• What to do:
Search the records below for the string "value" and copy each line where it turns up.

(Interface dataset entries)

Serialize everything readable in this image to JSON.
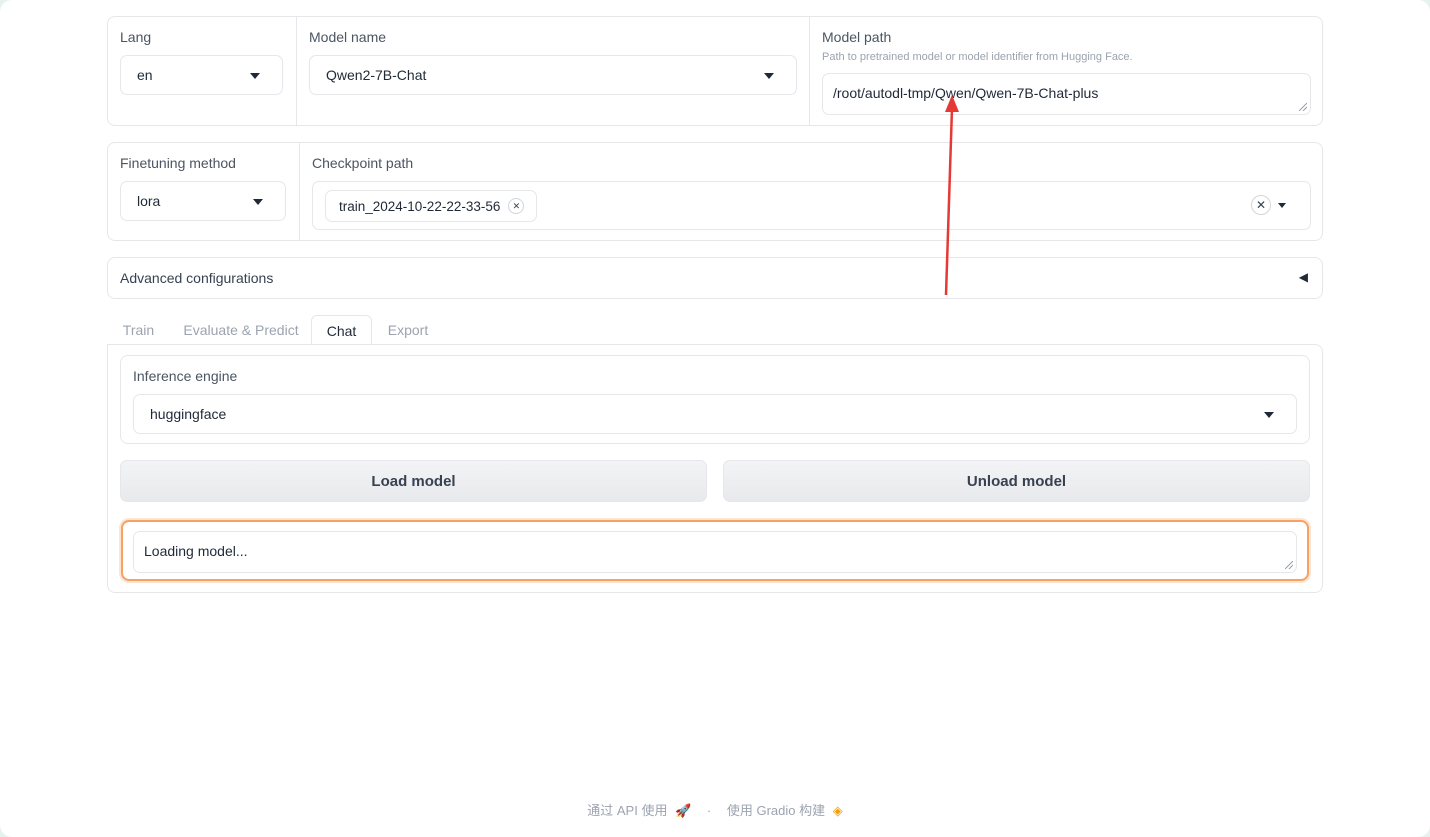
{
  "top_row": {
    "lang": {
      "label": "Lang",
      "value": "en"
    },
    "model_name": {
      "label": "Model name",
      "value": "Qwen2-7B-Chat"
    },
    "model_path": {
      "label": "Model path",
      "info": "Path to pretrained model or model identifier from Hugging Face.",
      "value": "/root/autodl-tmp/Qwen/Qwen-7B-Chat-plus"
    }
  },
  "second_row": {
    "finetuning_method": {
      "label": "Finetuning method",
      "value": "lora"
    },
    "checkpoint_path": {
      "label": "Checkpoint path",
      "chips": [
        "train_2024-10-22-22-33-56"
      ]
    }
  },
  "advanced": {
    "label": "Advanced configurations",
    "toggle": "◀"
  },
  "tabs": [
    "Train",
    "Evaluate & Predict",
    "Chat",
    "Export"
  ],
  "active_tab": "Chat",
  "chat_panel": {
    "inference_engine": {
      "label": "Inference engine",
      "value": "huggingface"
    },
    "load_button": "Load model",
    "unload_button": "Unload model",
    "status_text": "Loading model..."
  },
  "footer": {
    "api_text": "通过 API 使用",
    "separator": "·",
    "built_text": "使用 Gradio 构建"
  },
  "colors": {
    "accent_orange": "#f97316",
    "annotation_arrow": "#e53935",
    "border": "#e5e7eb"
  }
}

• Response to the exercise:
      "value": "en"
      "value": "Qwen2-7B-Chat"
      "value": "/root/autodl-tmp/Qwen/Qwen-7B-Chat-plus"
      "value": "lora"
      "value": "huggingface"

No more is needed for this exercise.